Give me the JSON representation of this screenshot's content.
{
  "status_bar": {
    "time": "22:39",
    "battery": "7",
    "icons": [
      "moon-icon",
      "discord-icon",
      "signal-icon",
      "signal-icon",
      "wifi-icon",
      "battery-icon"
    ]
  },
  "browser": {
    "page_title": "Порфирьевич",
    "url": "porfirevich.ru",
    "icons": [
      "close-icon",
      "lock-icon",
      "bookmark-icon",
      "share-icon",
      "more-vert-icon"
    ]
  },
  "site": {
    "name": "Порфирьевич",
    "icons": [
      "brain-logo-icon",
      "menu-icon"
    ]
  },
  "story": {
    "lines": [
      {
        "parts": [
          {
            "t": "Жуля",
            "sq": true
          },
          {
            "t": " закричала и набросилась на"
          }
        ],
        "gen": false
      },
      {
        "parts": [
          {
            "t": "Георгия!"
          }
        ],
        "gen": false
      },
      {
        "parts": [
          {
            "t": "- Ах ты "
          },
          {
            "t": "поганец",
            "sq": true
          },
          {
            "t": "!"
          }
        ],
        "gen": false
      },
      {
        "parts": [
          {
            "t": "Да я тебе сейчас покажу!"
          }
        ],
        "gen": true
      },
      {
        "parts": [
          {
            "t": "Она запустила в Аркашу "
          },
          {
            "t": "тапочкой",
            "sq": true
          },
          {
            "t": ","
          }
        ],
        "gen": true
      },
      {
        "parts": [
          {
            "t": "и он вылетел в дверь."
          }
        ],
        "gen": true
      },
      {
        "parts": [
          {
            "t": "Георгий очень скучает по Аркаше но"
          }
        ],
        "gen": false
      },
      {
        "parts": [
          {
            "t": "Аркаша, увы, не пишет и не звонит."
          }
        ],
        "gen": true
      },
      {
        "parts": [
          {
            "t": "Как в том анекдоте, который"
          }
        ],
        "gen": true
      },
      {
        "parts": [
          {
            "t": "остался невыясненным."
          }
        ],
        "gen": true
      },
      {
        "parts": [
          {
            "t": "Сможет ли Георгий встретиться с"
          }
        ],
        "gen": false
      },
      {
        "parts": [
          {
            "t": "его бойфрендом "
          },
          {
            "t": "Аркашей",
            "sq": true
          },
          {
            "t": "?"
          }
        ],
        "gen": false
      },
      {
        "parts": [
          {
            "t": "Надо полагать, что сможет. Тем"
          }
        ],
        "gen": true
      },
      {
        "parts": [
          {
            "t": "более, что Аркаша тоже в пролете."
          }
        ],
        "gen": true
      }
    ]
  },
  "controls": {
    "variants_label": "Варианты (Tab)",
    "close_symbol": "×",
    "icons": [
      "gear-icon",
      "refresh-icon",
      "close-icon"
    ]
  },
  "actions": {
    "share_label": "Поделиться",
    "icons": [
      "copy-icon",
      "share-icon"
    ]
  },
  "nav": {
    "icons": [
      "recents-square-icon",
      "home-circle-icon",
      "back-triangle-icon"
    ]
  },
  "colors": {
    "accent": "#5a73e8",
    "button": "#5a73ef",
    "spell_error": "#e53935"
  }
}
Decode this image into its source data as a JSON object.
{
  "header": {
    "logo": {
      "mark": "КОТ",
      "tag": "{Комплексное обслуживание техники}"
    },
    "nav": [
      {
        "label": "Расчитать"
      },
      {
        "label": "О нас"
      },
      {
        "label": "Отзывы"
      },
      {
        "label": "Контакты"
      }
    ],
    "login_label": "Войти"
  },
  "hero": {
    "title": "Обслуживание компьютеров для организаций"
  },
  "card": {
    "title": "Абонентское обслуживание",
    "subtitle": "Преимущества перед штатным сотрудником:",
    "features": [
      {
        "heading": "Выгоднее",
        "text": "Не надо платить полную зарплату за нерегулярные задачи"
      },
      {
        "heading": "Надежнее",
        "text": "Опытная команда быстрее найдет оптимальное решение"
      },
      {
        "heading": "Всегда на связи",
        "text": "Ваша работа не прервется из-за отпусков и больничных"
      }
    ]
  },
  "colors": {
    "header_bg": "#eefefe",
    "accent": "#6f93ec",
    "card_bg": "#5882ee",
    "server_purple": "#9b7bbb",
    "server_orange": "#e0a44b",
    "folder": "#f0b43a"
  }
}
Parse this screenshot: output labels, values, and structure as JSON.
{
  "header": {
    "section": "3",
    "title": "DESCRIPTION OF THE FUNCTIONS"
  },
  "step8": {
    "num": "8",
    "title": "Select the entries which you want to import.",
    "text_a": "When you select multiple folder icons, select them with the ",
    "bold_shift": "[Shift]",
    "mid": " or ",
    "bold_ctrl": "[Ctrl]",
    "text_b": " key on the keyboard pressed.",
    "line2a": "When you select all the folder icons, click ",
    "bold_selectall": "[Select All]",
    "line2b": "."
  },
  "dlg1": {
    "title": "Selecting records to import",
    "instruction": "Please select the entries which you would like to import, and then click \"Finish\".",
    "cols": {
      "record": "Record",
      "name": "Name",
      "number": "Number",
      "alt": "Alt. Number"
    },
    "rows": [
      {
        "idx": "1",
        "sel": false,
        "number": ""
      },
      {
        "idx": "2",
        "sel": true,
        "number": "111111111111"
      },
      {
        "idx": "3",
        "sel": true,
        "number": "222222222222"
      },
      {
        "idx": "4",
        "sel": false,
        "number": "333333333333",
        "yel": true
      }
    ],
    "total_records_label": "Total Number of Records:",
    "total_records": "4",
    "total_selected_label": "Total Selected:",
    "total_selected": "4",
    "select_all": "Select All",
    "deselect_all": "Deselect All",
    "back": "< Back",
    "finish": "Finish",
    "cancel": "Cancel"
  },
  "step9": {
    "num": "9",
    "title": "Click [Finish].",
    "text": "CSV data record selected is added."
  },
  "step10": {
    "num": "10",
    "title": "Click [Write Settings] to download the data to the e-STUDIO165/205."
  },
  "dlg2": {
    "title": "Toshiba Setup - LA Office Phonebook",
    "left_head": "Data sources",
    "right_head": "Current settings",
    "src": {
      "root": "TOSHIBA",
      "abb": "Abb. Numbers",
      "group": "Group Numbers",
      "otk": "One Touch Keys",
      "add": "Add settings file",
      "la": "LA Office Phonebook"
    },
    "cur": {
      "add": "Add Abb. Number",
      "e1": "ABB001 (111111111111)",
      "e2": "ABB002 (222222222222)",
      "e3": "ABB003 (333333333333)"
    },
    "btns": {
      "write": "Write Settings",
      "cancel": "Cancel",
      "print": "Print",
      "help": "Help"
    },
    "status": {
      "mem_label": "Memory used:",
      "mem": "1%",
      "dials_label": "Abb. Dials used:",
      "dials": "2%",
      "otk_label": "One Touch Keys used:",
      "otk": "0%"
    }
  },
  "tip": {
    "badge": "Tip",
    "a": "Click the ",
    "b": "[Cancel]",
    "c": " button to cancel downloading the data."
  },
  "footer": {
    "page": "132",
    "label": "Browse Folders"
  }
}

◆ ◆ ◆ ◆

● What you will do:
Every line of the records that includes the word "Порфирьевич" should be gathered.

● Output of the exercise:
    "page_title": "Порфирьевич",
    "name": "Порфирьевич",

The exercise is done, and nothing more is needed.